Detached from Naval Overseas Transportation Service on 12 September 1919, Nereus served with the Atlantic Fleet until decommissioned at Norfolk on 30 June 1922. She was laid up there until struck from the Navy List on 5 December 1940. Sold to the Aluminium Company of Canada on 27 February 1941, Nereus operated out of Montreal carrying bauxite from the Caribbean to aluminum plants in the United States and Canada.

Loss[edit]

Nereus was lost at sea sometime after 10 December 1941 while steaming from St. Thomas in the Virgin Islands (along the same route where her sister ship, Cyclops, had disappeared) with ore destined to make aluminum for Allied aircraft.
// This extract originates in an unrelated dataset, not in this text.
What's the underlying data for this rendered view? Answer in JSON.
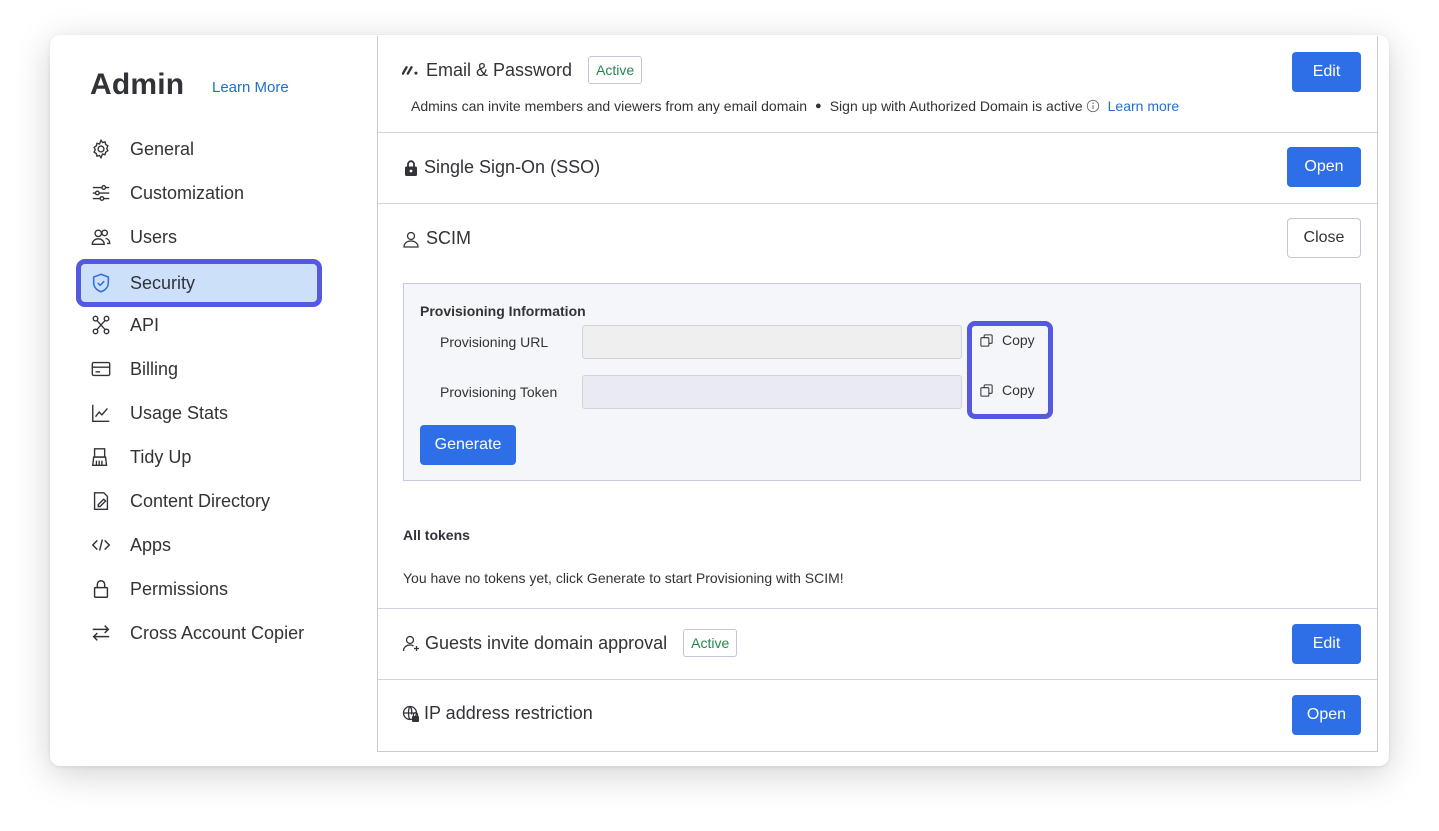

Nereus was presumed sunk after being torpedoed by a German U-boat. However, there are no German U-boat claims for this vessel.[1]

The wreckage has never been located nor the actual cause of her disappearance determined.[2] A memorial listing for her crew can be found on the CWGC Halifax memorial.[3] A Canadian website suggests Nereus's possible fate.[4] A more outlandish theory is that the vessel's disappearance can be attributed to the Bermuda Triangle.[5]

References[edit]

This article incorporates text from the public domain Dictionary of American Naval Fighting Ships.